Government is a system established by a community, city, state, or country to develop laws, policies, and programs that work for the good of its citizens. The failings and strengths of the U.S. government as well as the desire to change things for the better, and the ability of government to enable this change is what attracts people to careers in city, state, and federal offices. The Foreign Service, the U.S. Congress, state legislatures, the political science departments of colleges and universities, and the media all attract thousands of professionals every year who are anxious to be involved in, or to comment upon, the decisions that affect the people of the country.

Local, state, and federal officials, such as governors, state legislators, and U.S. Congress members must be elected to their positions by campaigning and attracting voters. Political candidates running for office typically employ a staff that works for his or her election and presents a candidate's views to the public. The higher the office, the more workers are needed for the candidate to succeed. To fill many of these positions, candidates rely on volunteers whose activities are usually coordinated by a paid, full-time general office staff.

Once elected, government officials must then carry out the work of their office, working together with other elected officials as well as various government branches and departments. Most elected officials maintain a staff. In Washington, D.C., the staff that assists Congress is quite large. Each representative has an administrative assistant to run the office in Washington, and other assistants are hired to work in offices in the congressperson's home state.

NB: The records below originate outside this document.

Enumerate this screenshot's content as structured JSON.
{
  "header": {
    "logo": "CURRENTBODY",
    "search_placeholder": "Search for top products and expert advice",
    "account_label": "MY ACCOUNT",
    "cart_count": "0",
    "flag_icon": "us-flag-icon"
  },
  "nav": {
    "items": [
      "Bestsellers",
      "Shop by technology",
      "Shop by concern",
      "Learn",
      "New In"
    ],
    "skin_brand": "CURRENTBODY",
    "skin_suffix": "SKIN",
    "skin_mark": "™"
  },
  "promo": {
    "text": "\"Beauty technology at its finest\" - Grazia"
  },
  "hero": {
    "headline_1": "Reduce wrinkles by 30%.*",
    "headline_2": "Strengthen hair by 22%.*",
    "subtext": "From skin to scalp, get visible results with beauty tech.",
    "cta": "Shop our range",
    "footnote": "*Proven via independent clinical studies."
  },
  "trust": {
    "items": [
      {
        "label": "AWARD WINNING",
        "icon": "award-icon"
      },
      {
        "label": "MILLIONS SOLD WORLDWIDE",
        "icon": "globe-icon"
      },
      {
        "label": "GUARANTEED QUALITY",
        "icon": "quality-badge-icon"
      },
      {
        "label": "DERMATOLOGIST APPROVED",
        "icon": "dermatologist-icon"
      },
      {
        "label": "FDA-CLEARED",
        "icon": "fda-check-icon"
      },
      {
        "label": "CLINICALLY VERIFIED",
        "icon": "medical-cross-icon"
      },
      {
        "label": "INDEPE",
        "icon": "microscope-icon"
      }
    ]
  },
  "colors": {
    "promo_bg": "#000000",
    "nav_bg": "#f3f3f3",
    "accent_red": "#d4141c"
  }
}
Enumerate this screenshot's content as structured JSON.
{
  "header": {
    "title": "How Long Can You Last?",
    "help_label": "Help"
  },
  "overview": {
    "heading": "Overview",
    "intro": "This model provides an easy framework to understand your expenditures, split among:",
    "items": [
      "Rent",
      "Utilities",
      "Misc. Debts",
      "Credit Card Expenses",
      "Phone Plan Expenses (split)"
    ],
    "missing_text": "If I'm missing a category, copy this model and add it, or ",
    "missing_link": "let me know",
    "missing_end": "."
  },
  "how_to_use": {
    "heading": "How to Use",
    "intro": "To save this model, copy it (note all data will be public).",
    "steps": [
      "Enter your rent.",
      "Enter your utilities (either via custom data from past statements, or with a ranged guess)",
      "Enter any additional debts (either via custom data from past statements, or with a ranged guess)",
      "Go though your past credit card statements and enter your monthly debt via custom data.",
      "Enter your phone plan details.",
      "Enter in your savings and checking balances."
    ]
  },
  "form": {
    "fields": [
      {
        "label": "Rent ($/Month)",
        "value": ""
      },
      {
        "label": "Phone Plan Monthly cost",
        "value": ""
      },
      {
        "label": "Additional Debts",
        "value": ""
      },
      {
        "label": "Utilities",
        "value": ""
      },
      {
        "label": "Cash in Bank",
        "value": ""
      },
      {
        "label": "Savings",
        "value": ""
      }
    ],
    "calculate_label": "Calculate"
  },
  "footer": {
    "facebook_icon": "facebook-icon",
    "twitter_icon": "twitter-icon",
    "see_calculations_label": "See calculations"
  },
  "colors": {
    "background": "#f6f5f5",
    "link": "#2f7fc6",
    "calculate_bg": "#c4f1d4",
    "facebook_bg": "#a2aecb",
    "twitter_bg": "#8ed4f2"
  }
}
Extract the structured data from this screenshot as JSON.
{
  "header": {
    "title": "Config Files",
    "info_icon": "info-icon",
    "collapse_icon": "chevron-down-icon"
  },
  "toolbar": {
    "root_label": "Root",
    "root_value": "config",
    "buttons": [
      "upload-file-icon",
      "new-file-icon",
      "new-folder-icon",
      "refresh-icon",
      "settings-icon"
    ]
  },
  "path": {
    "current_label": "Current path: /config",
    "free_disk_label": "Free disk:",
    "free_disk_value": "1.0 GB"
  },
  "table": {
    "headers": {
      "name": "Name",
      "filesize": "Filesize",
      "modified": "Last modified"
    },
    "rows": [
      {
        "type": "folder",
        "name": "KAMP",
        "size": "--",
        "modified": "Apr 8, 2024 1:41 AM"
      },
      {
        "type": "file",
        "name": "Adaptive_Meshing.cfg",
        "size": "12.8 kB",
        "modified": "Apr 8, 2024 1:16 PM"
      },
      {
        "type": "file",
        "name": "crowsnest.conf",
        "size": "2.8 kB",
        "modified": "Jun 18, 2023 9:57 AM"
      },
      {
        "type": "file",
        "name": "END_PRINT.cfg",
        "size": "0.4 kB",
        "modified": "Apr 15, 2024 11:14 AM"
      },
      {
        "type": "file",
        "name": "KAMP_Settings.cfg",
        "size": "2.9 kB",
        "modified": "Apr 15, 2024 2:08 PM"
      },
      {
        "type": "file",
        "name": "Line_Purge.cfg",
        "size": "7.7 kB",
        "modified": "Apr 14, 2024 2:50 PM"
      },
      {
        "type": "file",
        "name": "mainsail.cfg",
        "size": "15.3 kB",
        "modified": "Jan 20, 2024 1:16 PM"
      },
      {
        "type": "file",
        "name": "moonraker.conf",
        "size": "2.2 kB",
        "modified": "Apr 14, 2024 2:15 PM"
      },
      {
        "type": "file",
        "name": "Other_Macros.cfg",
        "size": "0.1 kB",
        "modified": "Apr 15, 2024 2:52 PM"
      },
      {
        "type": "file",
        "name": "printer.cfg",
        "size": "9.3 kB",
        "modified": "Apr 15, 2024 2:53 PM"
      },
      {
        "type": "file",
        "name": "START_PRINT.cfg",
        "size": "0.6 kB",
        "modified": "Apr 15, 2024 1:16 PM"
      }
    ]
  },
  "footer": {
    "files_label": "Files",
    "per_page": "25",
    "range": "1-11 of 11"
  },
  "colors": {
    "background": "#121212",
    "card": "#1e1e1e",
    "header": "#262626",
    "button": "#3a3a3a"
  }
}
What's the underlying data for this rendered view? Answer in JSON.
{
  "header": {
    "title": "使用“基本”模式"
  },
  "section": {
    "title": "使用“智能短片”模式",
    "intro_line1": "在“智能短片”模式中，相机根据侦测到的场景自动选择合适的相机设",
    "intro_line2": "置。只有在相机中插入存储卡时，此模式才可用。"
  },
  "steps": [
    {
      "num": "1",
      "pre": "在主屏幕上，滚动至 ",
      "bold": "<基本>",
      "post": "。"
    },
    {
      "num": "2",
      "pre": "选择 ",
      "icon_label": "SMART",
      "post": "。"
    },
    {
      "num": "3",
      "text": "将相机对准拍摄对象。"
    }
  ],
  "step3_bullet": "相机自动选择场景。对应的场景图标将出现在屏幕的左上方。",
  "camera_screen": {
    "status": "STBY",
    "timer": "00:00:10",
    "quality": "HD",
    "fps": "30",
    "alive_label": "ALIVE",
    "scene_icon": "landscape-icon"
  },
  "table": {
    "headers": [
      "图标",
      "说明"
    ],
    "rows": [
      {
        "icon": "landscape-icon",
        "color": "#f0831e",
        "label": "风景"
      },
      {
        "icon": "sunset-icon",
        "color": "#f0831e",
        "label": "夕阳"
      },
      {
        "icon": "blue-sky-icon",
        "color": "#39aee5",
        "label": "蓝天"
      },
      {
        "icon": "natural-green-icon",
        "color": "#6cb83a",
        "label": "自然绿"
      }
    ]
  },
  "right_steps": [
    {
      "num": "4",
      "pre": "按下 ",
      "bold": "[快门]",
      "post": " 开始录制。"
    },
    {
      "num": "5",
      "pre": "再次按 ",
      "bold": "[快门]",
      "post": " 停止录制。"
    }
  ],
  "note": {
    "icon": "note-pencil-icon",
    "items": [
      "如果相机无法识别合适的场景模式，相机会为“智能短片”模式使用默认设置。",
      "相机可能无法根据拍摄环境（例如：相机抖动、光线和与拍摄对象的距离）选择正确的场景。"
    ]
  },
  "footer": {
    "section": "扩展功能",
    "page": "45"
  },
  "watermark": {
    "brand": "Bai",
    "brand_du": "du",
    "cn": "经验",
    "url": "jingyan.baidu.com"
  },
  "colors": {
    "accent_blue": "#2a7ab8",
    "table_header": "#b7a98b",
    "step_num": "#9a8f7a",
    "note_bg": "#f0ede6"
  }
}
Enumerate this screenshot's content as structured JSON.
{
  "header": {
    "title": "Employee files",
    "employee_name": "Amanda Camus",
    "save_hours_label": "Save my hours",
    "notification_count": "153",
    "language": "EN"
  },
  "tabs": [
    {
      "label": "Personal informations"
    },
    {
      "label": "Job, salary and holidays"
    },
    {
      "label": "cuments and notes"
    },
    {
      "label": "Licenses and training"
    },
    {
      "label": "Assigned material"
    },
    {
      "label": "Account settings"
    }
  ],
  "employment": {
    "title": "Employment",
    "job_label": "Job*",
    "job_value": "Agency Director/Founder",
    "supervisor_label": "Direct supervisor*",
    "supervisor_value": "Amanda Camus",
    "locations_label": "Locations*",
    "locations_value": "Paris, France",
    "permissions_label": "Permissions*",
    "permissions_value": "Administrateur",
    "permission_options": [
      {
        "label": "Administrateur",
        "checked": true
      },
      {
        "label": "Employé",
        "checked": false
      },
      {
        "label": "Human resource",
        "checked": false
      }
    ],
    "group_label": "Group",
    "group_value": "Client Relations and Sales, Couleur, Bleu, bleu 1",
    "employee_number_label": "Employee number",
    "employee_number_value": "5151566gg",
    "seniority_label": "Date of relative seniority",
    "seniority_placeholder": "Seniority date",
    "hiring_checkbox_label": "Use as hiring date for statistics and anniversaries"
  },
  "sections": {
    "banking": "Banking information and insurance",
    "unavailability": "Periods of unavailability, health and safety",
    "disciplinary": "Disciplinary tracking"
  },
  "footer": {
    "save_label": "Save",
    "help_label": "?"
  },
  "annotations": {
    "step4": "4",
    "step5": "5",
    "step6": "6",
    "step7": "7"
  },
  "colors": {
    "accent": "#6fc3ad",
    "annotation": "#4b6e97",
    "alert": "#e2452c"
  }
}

Many of those workers involved in government are not elected. Lobbyists are frequently former government employees familiar with the offices and the staff they are lobbying. Think tanks perform research and develop reports on social, technological, business, or othe...